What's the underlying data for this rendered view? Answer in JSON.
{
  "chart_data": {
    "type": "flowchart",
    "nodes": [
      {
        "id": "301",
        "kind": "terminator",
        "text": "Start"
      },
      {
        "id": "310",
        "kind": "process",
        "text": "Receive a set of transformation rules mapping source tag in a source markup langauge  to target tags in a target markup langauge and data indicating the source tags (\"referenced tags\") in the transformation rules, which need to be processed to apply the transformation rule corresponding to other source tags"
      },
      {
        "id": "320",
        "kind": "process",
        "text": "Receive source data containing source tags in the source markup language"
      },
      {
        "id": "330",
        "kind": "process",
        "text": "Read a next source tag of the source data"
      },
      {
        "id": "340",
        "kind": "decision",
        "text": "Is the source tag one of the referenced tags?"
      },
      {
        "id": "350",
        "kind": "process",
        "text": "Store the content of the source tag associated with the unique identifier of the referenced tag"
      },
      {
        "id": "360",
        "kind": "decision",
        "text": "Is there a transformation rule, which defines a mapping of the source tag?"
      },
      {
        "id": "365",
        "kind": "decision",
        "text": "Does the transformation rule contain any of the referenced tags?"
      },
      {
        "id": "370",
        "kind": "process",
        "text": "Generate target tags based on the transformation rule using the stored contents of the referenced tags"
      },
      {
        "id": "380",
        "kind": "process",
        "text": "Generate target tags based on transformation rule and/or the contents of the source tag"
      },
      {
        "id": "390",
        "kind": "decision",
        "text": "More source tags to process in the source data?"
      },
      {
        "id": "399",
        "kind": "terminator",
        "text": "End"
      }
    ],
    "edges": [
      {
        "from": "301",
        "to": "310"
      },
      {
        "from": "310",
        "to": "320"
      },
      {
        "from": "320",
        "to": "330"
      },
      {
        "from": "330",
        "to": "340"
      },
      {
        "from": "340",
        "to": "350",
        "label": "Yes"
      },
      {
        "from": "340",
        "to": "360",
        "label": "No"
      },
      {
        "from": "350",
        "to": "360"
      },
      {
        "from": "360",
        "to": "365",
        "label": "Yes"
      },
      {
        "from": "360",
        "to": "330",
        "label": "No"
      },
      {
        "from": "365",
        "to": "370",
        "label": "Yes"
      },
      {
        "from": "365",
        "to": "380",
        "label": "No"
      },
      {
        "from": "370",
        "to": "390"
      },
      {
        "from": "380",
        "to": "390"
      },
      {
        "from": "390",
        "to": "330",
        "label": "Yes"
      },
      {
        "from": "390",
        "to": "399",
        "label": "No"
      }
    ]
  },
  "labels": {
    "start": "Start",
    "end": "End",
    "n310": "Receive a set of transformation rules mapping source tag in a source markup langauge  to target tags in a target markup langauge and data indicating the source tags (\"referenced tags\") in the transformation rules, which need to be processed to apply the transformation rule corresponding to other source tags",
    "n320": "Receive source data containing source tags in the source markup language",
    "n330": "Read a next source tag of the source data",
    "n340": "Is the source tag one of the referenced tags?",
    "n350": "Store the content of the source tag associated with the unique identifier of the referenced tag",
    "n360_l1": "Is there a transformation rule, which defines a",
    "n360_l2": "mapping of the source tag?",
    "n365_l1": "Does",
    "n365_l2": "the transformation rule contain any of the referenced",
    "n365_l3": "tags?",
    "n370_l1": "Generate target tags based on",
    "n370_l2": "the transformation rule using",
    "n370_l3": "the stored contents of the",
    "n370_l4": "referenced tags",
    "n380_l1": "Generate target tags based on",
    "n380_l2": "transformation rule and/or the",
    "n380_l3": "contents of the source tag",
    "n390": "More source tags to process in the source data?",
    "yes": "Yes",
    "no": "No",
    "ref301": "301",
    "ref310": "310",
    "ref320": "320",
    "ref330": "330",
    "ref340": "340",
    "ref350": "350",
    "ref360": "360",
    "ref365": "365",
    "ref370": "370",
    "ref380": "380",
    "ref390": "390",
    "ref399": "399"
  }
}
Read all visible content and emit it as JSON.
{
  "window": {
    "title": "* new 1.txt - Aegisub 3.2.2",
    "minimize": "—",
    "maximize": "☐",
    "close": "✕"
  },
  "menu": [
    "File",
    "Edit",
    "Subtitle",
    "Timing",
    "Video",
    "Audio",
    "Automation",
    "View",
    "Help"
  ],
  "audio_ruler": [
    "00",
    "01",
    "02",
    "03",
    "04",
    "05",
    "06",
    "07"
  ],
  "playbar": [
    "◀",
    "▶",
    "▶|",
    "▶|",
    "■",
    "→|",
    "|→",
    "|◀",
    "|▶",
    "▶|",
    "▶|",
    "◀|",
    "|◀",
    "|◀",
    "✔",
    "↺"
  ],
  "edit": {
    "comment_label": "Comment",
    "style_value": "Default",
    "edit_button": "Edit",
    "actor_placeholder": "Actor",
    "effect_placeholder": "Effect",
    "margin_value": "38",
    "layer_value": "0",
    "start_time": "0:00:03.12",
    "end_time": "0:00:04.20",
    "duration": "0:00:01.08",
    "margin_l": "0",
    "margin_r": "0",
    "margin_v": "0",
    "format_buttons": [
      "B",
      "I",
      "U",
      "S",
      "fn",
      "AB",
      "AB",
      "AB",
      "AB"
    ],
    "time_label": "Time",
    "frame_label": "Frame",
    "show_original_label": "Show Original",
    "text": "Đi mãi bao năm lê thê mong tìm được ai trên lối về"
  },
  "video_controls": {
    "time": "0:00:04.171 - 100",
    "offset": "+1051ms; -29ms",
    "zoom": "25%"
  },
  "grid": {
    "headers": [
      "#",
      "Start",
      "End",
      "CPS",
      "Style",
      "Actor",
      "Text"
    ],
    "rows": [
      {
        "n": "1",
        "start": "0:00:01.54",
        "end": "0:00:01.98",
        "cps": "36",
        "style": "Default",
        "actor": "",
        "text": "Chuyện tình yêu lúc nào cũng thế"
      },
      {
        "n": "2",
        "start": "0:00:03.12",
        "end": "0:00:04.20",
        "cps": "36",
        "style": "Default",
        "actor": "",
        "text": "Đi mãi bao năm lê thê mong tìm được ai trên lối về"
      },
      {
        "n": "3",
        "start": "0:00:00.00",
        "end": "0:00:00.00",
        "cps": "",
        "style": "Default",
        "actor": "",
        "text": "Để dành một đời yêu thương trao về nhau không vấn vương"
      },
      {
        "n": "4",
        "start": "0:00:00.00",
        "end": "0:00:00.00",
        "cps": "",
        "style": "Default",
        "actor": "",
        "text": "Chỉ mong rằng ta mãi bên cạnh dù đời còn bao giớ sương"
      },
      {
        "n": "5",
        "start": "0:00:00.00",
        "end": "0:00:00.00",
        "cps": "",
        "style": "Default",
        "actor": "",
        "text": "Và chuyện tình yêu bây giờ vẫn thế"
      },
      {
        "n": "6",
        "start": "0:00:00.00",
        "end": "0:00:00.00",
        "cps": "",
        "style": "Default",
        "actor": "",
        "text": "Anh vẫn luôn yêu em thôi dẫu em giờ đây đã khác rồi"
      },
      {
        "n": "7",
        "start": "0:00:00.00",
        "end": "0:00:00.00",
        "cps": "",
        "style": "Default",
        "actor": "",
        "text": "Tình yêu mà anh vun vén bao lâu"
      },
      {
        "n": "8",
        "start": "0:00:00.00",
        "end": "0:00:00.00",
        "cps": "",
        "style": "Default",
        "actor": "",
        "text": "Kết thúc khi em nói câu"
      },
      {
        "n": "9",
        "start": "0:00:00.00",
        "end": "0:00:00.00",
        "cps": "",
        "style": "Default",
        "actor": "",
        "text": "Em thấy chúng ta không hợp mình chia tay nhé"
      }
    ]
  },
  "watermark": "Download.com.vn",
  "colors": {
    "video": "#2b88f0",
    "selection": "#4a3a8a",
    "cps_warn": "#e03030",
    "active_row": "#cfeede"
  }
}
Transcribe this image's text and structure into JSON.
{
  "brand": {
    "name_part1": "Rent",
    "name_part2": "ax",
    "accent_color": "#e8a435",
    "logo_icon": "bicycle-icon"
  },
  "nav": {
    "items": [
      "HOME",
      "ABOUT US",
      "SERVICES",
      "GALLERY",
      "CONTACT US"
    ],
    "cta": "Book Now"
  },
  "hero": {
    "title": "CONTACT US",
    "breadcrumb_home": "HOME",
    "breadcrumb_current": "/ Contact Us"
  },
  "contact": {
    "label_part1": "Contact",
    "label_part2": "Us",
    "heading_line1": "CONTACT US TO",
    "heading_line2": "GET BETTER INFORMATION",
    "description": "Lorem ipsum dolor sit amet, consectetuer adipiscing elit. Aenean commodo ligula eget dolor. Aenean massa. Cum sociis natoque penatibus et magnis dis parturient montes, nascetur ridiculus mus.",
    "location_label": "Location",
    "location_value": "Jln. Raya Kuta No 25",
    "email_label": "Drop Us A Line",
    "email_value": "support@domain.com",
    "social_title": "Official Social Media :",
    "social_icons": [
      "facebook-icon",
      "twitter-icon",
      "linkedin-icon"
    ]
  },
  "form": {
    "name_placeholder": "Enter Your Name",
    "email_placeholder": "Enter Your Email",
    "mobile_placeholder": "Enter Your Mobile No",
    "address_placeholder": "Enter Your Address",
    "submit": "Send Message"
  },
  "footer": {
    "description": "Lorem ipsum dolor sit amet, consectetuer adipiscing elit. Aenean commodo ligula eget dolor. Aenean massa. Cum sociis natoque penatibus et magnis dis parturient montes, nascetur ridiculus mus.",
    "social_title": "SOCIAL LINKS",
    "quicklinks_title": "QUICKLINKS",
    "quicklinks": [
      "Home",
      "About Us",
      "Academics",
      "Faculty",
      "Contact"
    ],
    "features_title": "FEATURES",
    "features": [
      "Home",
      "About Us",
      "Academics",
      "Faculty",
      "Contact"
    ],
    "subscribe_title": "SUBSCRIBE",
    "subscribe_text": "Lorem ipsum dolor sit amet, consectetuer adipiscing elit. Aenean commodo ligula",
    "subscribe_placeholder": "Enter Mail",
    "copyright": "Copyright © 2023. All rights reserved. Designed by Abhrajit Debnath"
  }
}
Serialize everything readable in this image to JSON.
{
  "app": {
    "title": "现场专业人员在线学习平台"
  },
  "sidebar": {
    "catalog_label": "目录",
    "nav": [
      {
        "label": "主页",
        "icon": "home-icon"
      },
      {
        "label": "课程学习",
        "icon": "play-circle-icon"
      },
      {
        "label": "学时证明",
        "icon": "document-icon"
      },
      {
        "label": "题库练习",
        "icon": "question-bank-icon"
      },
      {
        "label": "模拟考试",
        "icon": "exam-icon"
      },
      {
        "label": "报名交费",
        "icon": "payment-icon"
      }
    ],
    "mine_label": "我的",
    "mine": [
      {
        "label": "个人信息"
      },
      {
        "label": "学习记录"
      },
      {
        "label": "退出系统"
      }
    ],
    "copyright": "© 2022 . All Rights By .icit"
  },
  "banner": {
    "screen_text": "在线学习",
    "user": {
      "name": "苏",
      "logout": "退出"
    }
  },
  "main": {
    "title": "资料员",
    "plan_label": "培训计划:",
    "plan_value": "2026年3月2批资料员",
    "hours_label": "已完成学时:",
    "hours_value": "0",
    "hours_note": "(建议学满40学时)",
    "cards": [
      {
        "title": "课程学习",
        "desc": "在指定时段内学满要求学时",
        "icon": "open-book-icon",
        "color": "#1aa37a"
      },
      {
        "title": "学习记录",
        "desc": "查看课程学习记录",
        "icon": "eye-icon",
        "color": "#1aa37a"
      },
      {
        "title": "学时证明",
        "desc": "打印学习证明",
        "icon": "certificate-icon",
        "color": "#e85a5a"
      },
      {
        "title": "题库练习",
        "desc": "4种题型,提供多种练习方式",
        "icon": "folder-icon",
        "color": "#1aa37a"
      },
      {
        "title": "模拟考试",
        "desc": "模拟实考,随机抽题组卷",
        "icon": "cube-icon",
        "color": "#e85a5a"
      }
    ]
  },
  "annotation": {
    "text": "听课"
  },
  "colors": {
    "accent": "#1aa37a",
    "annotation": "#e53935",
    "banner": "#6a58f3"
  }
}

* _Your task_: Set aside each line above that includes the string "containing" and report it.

* _Solution to this task_:
        "text": "Receive source data containing source tags in the source markup language"
    "n320": "Receive source data containing source tags in the source markup language",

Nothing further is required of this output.